A lot of things need to be done right to deliver reliable and useful survey data. At the top of the list is asking relevant questions clearly and fairly.
Fuzzy questions produce fuzzy answers. Skewed questions produce skewed results. Fuzzy answers and skewed results aren’t a solid foundation for successful advertising and advocacy campaigns or for smart business decision-making.
Clarity in the wording of questions is essential to avoid confusing respondents. You want to make sure respondents have a common comprehension of the question so you can reliably measure their responses. A best practice in public opinion polling and market research is to test questions to ensure they are as clear and commonly understood as possible
Question clarity is becoming more important because of increased cultural diversity and audiences that include English-as-a-second-language speakers. Question testing needs to include this variable as well.
Along with clarity, questions should explore a single idea, issue or product feature. If you mix in multiple ideas, issues or features, you won’t necessarily know which one is the factor that fetches a “like” or “dislike” answer. Sarah Taylor, in a blog post about survey questions, provides this example:

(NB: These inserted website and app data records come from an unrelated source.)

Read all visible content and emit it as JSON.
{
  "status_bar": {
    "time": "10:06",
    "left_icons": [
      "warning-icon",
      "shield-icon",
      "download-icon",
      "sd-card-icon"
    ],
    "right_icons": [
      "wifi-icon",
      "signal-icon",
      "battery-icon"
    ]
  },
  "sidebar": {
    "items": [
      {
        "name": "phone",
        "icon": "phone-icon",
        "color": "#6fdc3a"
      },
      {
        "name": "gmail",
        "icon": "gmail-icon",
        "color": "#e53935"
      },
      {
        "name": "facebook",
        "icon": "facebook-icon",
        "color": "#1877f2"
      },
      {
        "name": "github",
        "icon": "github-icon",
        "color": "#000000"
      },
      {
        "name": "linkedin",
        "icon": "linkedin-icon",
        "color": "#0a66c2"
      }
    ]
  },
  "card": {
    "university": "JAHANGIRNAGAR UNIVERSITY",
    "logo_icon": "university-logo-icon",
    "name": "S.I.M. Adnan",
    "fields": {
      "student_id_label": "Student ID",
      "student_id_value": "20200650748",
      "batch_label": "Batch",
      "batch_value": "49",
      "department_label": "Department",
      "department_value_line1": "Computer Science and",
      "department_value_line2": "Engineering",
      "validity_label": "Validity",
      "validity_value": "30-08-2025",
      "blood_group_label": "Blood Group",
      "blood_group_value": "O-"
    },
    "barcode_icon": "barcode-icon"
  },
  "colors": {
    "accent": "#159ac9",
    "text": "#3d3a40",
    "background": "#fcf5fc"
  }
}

For example, asking "how valuable and organized was the Ebook?" is mixing two issues together: value and organization. Maybe the respondent really enjoyed the content in the Ebook, but thought it was organized poorly. If you ask them that question, the response may be for either issue and you won't really have a sense of what needs to be changed for your next Ebook. Instead, ask two questions: “How valuable was the e-book?" and “Rate the organization of the Ebook" to get better quality data.

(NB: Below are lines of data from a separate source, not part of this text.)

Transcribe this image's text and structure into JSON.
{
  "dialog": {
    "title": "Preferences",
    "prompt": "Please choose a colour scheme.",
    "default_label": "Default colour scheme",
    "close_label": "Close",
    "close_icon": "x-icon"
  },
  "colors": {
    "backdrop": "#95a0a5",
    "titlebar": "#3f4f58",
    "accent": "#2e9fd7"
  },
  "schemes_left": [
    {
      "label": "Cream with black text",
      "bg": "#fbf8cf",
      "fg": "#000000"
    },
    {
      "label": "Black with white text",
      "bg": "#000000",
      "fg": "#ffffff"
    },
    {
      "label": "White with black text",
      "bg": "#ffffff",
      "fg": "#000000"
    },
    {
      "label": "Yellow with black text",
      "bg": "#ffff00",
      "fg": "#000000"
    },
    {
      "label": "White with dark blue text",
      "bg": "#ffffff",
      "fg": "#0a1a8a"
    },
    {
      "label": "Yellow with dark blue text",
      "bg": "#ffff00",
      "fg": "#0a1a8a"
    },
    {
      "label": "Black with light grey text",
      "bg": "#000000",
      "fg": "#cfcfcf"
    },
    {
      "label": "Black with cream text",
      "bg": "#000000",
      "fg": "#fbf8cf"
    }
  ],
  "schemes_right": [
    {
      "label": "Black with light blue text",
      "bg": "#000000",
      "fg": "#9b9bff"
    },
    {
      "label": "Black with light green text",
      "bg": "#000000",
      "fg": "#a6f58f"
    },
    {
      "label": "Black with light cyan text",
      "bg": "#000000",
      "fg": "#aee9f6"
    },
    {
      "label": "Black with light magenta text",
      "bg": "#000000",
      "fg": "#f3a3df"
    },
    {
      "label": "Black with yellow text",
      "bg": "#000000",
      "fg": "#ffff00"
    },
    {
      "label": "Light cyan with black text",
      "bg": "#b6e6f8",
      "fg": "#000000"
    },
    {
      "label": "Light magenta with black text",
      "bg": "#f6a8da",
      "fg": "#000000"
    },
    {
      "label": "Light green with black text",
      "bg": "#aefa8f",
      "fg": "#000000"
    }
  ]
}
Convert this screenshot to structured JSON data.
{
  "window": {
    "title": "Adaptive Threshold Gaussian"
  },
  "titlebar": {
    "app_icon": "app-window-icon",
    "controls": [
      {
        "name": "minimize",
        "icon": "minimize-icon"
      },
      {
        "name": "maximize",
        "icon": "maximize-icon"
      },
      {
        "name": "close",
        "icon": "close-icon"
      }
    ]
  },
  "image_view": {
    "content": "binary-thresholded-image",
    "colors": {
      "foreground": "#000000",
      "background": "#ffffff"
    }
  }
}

The vocabulary of questions should be basic. Respondents will run the gamut of education and backgrounds. If your subject matter is technical, take special care to avoid jargon or phrases that may go over the head of some respondents. In some cases, you may need to preface a question so there is a common framework for all respondents. Special care is required to make sure any explanation is fair and factual.
Which brings us to skewed questions. If you are in the propaganda business, skewed questions and push polls may be tools of your trade. But for everyone else, skewed questions aren’t helpful and can be disastrous if you mistakenly base million-dollar campaigns on their findings.
Finding out what you need to know – as opposed to what you want to know – is the proper attitude to bring to any kind of research, whether a quantitative poll or qualitative focus group. Curiosity, not a fixed mind set, is the right frame of mind.
Credible pollsters and market researchers can readily identify and will avoid loaded words or leading sequences of questions. But sometimes skew still slips in, as it did in this famous question, “Would you vote for a woman for president if she were qualified in every other way?” In addition to being confusing, the question implies being a woman is a qualification as opposed to a gender. Subtle, yes, but doesn’t mean it can’t have a significant effect.
The order of questions can influence responses. Pollsters and market researchers will often rotate the order of questions to minimize the possibility of skewing results.
Give respondents a full range of choices in evaluating an idea, issue or product feature. You also might give them a chance to comment through an open-ended question, which allows you to capture their words, not just their answers.
One of the most common forms of skewing is the omission of a key word or concept. If you were polling the congressional Republican proposals to replace Obamacare, it would be a mistake not to test the concept of lower health insurance premiums in connection with the cost of keeping premiums low for patients with pre-existing conditions. Who wouldn’t want to see lower health insurance premiums, but at which price and paid by whom? Installing residential rooftop solar panels will be enticing as a way to cut electricity bills, but the financial equation is incomplete with exploring how long it would take to break even after making the investment in solar panels.
Many other factors determine the accuracy and reliability of survey findings, such as representative samples, sample sizes, length of surveys, when surveys are conducted and the type of survey used. Surveys can generate rich, meaningful and actionable data if done right. A good place to start is to get the survey questions right.